How many of the lines below hold "target"? Only the number, please.

WORKING DATA:
▬▬▬
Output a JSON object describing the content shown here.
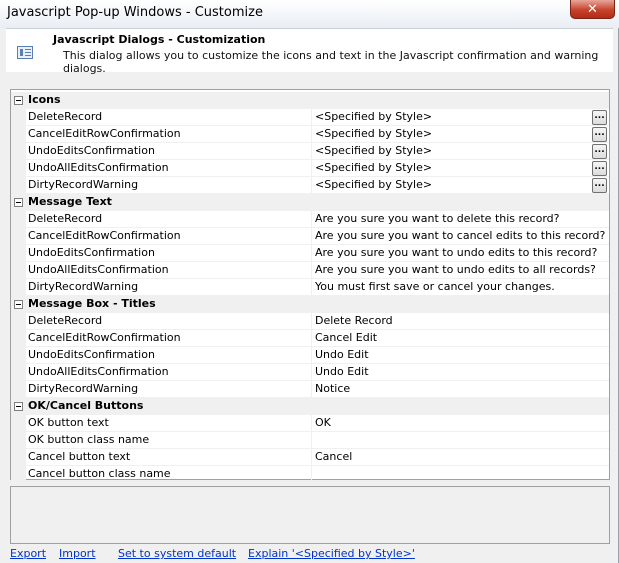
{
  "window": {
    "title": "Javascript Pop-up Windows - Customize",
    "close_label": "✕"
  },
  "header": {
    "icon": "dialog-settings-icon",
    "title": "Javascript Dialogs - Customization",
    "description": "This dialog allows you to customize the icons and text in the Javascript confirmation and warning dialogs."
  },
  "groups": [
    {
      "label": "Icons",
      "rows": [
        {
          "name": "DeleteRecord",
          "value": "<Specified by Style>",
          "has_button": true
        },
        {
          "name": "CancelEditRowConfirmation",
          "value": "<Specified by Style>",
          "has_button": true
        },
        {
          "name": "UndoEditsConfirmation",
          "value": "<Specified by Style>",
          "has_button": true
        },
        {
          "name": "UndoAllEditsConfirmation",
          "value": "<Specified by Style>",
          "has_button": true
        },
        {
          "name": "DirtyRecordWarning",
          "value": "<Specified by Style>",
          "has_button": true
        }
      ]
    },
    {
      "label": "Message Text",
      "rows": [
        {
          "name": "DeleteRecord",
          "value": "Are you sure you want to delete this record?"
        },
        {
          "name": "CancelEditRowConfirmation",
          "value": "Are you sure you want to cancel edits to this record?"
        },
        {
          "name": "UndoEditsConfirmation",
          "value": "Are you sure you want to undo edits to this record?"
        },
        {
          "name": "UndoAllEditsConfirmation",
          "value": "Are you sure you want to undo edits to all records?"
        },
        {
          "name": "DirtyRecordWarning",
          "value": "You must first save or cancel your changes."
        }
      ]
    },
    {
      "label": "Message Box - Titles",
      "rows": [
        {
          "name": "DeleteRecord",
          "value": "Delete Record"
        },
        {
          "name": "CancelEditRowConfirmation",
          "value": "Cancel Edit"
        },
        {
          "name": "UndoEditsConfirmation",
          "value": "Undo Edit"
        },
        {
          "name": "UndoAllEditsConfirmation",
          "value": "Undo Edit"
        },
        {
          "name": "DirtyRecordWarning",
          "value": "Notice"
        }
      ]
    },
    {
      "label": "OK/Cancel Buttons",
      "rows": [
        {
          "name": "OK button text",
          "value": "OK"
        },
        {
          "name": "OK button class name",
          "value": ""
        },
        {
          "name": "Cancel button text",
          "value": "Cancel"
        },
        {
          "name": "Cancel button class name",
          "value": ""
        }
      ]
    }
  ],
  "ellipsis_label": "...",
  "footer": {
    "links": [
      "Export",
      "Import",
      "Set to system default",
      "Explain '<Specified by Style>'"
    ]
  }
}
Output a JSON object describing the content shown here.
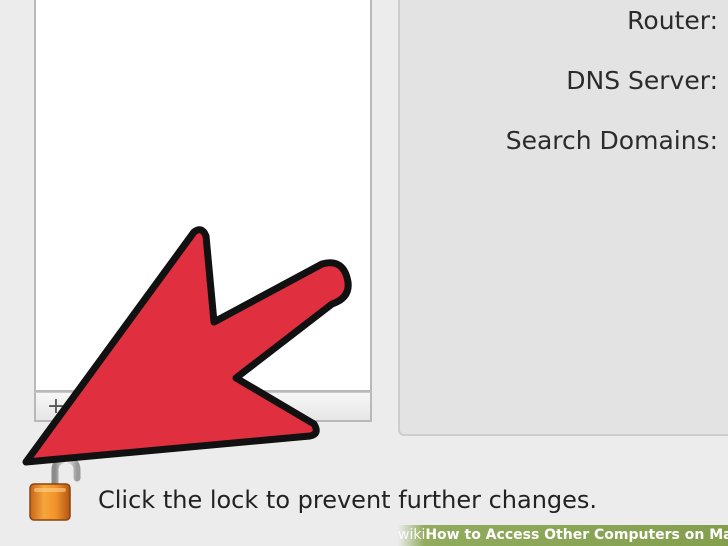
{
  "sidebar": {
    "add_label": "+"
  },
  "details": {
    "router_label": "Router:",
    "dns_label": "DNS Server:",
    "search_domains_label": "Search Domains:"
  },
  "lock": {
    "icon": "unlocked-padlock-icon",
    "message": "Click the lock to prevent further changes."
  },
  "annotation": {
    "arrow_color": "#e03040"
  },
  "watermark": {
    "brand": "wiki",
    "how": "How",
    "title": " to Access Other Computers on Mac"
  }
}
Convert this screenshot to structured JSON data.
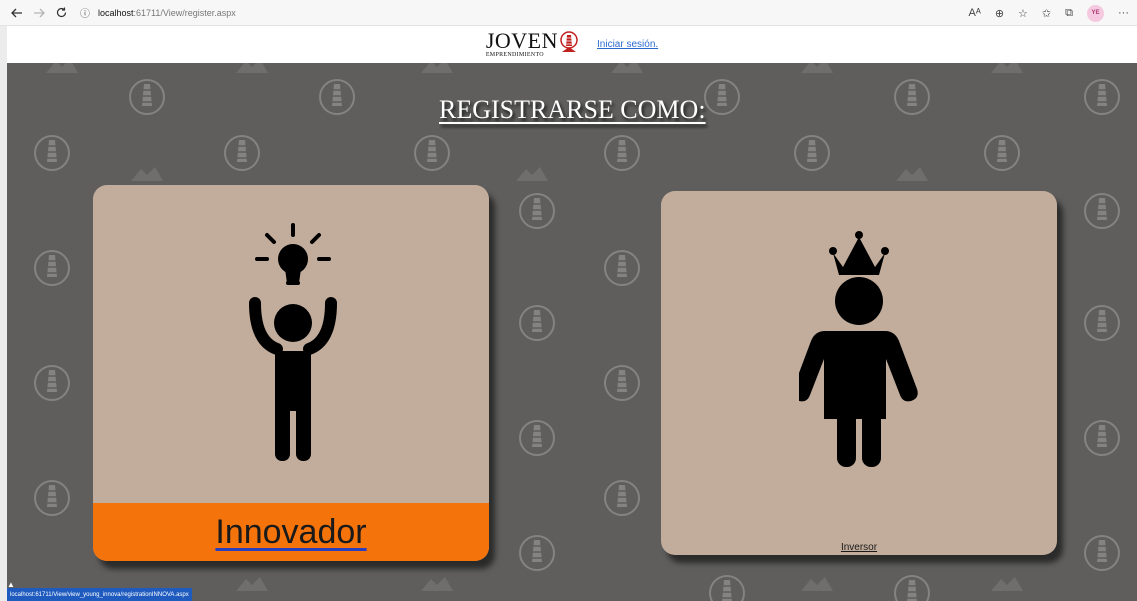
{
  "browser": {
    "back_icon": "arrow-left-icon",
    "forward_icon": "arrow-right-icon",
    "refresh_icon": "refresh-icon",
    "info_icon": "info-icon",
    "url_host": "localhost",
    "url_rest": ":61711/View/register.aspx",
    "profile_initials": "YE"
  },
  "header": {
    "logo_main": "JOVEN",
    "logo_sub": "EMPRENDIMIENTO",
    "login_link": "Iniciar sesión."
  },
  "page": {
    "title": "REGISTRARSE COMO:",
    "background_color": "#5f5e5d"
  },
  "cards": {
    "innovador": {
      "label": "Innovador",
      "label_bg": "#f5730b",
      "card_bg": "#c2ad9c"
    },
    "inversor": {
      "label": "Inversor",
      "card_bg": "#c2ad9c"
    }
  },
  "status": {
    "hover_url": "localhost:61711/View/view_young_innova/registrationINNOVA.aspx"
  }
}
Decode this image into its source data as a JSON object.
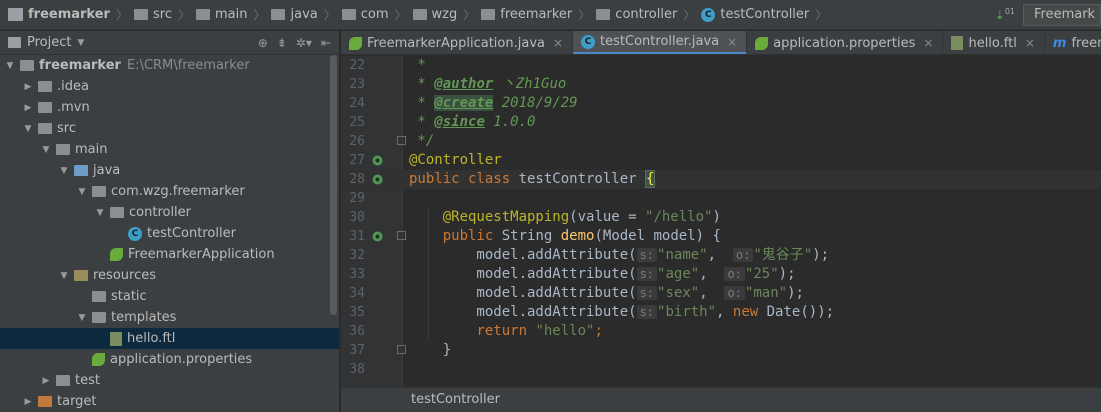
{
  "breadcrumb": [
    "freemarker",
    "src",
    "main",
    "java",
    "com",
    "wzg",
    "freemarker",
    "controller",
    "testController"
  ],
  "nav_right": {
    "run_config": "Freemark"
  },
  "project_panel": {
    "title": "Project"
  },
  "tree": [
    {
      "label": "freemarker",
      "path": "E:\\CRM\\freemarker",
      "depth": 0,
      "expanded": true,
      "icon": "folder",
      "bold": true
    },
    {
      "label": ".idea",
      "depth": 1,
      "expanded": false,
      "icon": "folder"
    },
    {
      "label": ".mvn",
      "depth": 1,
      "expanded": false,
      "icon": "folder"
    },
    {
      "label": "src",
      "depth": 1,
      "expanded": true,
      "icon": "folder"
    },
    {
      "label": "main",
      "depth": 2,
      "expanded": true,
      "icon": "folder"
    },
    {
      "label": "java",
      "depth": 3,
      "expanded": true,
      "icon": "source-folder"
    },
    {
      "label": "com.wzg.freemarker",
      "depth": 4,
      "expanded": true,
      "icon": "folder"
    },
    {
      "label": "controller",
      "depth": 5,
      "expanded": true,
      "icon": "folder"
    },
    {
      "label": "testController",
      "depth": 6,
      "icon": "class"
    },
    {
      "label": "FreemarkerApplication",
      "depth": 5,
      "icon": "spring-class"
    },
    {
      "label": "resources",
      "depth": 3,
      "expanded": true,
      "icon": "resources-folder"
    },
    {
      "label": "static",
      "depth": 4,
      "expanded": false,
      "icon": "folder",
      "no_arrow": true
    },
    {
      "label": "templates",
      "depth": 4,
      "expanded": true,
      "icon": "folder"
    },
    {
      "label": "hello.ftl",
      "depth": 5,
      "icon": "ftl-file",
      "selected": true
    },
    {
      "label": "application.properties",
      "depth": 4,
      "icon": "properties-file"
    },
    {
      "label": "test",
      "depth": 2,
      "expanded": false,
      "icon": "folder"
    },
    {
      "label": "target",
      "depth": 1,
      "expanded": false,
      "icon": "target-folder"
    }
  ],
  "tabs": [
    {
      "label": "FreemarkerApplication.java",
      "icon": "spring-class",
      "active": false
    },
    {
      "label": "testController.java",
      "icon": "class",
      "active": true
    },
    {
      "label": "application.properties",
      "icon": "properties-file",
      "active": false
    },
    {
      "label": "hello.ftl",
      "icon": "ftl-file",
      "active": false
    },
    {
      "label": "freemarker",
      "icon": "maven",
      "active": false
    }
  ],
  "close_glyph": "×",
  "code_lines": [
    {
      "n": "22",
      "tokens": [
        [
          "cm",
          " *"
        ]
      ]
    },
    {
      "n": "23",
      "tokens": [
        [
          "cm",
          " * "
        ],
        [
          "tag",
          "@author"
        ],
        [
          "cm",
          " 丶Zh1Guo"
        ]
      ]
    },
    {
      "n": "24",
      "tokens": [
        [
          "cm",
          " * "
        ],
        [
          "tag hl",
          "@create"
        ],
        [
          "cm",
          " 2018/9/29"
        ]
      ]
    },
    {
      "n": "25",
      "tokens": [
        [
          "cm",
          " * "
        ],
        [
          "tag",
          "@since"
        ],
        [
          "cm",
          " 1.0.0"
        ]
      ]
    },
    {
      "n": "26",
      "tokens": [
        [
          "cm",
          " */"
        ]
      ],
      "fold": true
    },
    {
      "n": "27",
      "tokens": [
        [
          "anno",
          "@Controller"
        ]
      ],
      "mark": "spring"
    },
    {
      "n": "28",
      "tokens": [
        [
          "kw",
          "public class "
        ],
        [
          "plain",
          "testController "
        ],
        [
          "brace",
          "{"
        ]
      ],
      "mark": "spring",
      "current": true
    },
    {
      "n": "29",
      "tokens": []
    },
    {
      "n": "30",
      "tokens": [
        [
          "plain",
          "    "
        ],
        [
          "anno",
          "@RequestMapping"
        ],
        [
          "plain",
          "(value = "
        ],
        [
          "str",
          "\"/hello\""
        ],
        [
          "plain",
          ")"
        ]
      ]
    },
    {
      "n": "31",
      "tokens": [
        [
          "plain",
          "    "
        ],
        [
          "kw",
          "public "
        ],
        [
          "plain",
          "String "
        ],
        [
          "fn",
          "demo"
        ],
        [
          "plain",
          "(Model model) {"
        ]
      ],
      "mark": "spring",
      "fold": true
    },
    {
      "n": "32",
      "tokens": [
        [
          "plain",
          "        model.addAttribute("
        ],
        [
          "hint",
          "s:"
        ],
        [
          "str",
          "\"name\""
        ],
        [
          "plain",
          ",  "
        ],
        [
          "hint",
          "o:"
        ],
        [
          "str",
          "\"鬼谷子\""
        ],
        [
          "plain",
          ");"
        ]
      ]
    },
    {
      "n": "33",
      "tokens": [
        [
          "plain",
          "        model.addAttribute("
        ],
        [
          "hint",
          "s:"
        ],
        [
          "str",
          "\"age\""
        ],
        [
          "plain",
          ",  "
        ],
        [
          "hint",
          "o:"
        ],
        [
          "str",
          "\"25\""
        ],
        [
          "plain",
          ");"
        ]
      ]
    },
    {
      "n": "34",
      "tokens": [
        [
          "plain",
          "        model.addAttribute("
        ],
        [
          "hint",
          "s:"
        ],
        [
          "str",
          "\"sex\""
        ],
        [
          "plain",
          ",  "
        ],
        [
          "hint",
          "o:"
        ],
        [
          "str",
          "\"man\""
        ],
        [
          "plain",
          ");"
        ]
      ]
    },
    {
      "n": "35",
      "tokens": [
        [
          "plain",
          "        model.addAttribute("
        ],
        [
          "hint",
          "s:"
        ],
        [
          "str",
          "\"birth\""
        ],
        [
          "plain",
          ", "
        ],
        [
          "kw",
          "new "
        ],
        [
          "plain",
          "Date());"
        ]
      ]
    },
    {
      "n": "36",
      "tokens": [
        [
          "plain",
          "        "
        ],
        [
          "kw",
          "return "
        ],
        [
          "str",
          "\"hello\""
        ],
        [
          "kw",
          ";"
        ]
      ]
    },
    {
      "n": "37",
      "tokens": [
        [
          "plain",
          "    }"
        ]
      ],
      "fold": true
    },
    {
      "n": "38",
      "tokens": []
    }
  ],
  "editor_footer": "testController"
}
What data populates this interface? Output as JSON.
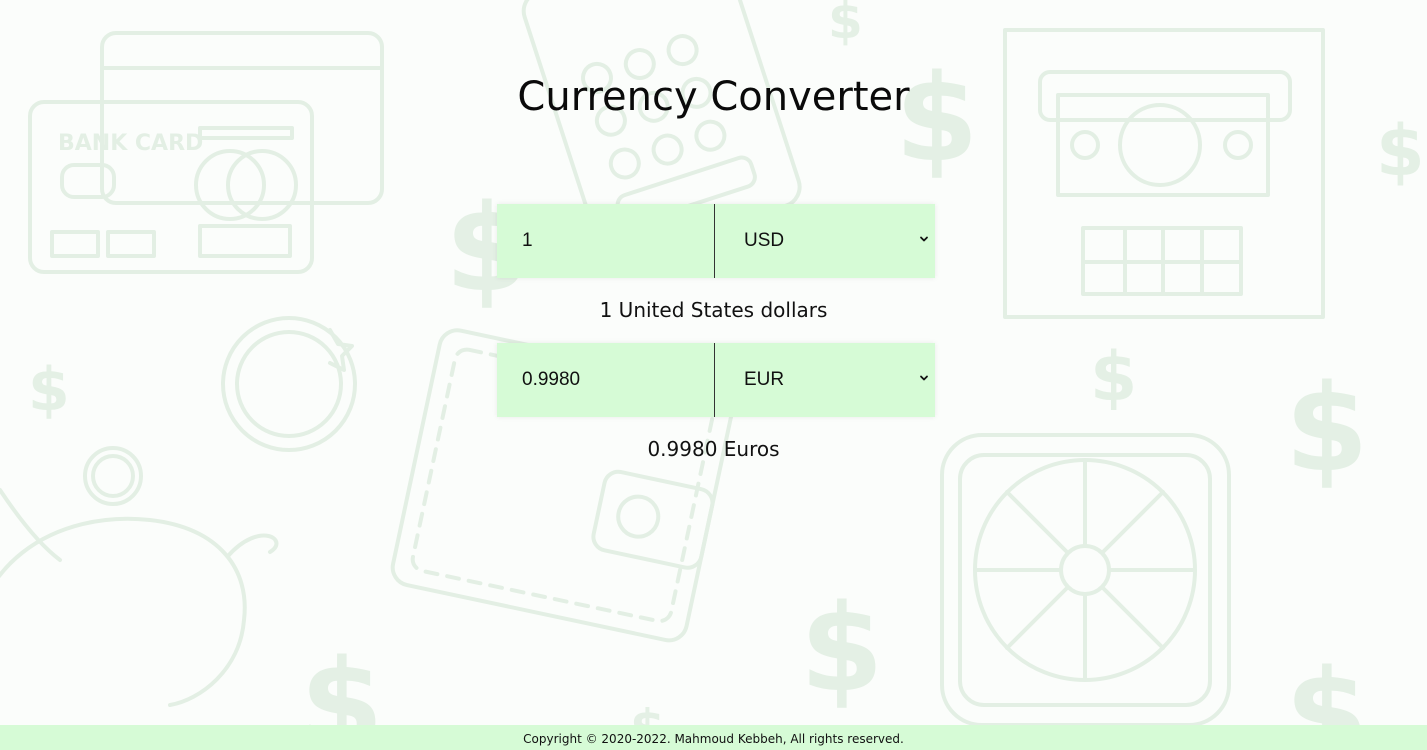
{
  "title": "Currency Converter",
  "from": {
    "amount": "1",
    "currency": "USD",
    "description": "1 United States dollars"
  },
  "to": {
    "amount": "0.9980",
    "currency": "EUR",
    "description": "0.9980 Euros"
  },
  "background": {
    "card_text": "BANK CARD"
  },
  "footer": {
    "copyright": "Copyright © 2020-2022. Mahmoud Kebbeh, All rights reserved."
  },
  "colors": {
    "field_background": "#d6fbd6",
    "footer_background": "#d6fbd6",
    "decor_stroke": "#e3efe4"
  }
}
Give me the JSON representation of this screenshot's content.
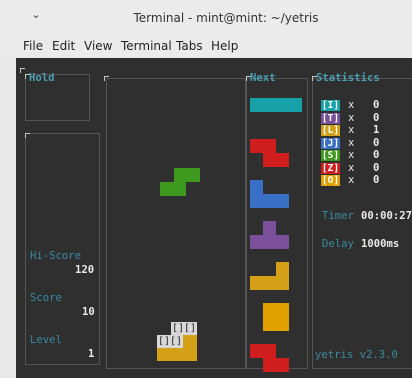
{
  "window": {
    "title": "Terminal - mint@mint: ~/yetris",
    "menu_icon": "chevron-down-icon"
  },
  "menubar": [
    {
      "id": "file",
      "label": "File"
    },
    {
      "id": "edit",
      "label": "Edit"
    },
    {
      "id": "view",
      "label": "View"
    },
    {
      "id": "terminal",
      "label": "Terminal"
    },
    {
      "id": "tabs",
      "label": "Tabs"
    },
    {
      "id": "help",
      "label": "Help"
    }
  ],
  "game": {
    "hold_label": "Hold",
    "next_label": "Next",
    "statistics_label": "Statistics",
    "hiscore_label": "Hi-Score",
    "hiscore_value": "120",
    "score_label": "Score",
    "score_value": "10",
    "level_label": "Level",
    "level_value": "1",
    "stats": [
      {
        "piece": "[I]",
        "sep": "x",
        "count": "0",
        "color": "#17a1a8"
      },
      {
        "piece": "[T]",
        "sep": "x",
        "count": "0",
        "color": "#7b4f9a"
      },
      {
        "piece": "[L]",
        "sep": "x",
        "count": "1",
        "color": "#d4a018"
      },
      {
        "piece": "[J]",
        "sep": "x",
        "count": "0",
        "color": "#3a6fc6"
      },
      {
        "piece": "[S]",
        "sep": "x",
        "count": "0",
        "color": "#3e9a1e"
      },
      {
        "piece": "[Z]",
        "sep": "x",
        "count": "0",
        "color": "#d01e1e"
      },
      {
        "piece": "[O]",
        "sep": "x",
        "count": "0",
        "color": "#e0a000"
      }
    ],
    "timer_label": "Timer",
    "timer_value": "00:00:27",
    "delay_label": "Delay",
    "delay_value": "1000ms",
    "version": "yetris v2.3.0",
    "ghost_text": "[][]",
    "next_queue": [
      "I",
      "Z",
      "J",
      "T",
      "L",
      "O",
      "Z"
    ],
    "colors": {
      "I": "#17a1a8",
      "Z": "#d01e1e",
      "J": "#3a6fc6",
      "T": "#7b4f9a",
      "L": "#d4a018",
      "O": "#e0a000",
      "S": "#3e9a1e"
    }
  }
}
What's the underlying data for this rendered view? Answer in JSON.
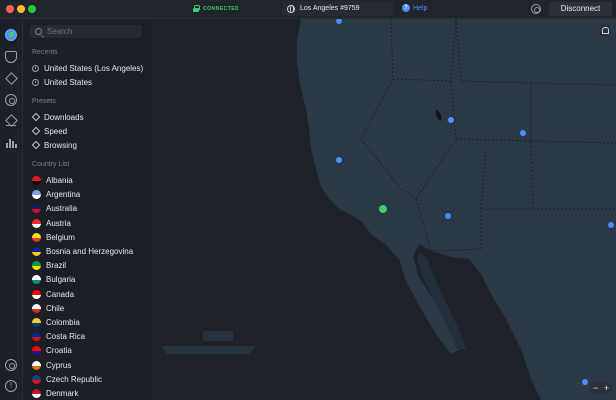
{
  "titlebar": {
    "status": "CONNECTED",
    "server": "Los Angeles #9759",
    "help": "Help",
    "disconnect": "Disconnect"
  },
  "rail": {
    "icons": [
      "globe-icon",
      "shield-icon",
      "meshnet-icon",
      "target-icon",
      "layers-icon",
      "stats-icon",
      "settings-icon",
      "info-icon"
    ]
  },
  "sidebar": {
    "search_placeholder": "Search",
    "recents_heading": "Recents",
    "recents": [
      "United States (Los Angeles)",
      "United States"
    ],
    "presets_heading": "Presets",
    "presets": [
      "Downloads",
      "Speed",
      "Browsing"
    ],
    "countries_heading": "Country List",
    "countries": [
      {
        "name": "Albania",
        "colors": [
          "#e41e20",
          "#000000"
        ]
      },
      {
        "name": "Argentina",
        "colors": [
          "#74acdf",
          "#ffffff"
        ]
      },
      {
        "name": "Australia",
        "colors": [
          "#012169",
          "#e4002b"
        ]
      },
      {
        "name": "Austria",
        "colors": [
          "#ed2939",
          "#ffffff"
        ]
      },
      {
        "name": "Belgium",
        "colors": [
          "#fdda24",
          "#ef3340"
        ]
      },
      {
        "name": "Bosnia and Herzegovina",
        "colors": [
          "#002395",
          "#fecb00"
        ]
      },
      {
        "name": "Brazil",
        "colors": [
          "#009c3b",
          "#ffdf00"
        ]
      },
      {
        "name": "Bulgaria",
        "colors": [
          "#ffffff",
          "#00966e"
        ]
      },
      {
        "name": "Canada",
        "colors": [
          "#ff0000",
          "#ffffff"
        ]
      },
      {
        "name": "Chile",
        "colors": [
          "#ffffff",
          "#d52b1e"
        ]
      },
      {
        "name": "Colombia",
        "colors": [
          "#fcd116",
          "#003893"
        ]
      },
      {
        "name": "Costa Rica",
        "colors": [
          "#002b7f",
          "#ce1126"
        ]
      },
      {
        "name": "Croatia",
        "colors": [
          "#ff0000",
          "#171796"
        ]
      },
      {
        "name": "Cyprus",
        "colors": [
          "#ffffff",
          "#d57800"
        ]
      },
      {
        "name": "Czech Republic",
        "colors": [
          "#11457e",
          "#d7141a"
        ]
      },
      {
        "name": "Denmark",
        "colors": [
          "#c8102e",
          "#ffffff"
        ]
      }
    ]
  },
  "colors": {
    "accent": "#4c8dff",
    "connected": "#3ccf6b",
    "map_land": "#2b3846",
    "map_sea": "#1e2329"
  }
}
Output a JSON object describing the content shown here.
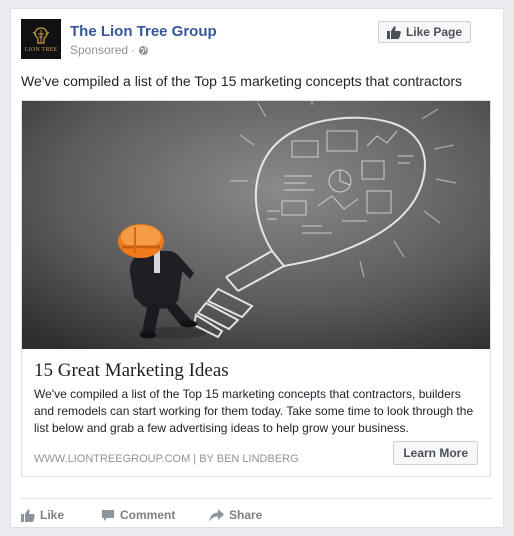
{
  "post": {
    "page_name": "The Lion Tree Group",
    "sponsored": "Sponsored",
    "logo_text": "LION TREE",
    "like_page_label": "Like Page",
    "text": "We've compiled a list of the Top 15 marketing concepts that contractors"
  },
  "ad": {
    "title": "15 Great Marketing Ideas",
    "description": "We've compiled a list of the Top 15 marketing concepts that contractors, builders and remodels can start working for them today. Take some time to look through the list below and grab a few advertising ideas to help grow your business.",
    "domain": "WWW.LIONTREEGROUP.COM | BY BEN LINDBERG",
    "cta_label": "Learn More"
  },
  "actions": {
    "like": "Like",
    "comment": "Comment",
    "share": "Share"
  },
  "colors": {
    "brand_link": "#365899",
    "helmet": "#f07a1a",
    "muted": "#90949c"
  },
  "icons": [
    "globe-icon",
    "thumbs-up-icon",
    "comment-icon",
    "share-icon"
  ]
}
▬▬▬
OUTPUT OF THE TASK: 3